### Your task
Keep the images out while you set down the data exactly.

[Start of Attachment]

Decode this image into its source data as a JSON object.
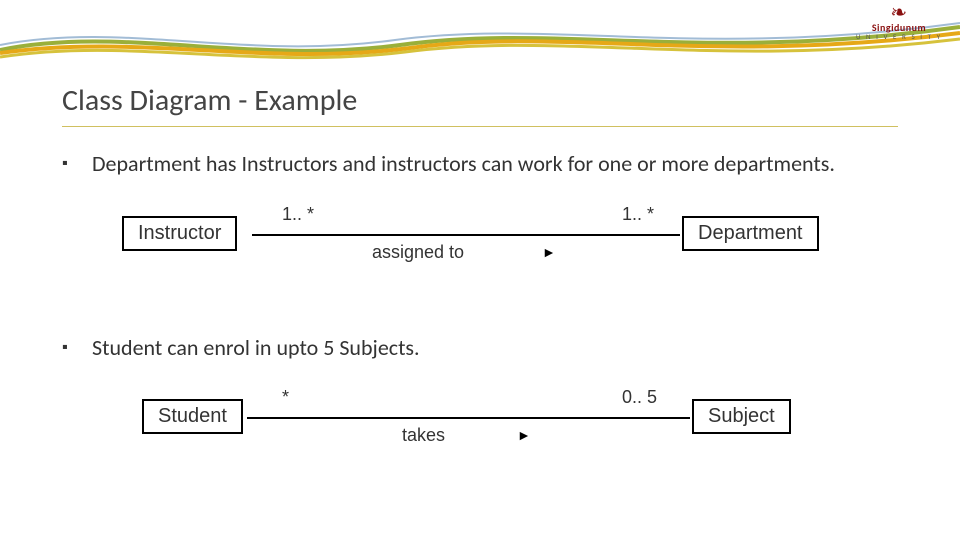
{
  "branding": {
    "university": "Singidunum",
    "subtitle": "U N I V E R S I T Y"
  },
  "title": "Class Diagram - Example",
  "bullets": [
    "Department has Instructors and instructors can work for one or more departments.",
    "Student can enrol in upto 5 Subjects."
  ],
  "diagrams": [
    {
      "left_class": "Instructor",
      "right_class": "Department",
      "left_mult": "1.. *",
      "right_mult": "1.. *",
      "label": "assigned to",
      "direction": "►"
    },
    {
      "left_class": "Student",
      "right_class": "Subject",
      "left_mult": "*",
      "right_mult": "0.. 5",
      "label": "takes",
      "direction": "►"
    }
  ]
}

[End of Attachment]

### Answer to this task
Decode this image into its source data as a JSON object.
{
  "branding": {
    "university": "Singidunum",
    "subtitle": "U N I V E R S I T Y"
  },
  "title": "Class Diagram - Example",
  "bullets": [
    "Department has Instructors and instructors can work for one or more departments.",
    "Student can enrol in upto 5 Subjects."
  ],
  "diagrams": [
    {
      "left_class": "Instructor",
      "right_class": "Department",
      "left_mult": "1.. *",
      "right_mult": "1.. *",
      "label": "assigned to",
      "direction": "►"
    },
    {
      "left_class": "Student",
      "right_class": "Subject",
      "left_mult": "*",
      "right_mult": "0.. 5",
      "label": "takes",
      "direction": "►"
    }
  ]
}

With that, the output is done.